■ **Website and app data records**
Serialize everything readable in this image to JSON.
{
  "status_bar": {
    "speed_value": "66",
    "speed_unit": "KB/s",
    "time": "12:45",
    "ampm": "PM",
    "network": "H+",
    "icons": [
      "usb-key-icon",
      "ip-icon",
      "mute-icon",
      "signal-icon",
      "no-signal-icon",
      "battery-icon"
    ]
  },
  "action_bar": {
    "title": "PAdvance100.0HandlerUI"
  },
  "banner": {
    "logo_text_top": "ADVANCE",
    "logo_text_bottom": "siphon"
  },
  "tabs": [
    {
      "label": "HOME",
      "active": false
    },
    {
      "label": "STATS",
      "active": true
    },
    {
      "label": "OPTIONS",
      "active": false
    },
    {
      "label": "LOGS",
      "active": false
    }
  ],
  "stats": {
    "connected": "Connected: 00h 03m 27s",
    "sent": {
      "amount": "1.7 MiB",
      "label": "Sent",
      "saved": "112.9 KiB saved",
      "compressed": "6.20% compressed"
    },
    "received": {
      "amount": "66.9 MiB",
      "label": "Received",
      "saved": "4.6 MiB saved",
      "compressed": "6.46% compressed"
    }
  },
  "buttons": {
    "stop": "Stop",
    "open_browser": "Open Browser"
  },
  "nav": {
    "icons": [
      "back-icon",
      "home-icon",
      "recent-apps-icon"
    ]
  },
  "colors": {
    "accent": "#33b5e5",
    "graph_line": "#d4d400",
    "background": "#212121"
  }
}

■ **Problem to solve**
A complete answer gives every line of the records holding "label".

■ **Completed exercise**
      "label": "HOME",
      "label": "STATS",
      "label": "OPTIONS",
      "label": "LOGS",
      "label": "Sent",
      "label": "Received",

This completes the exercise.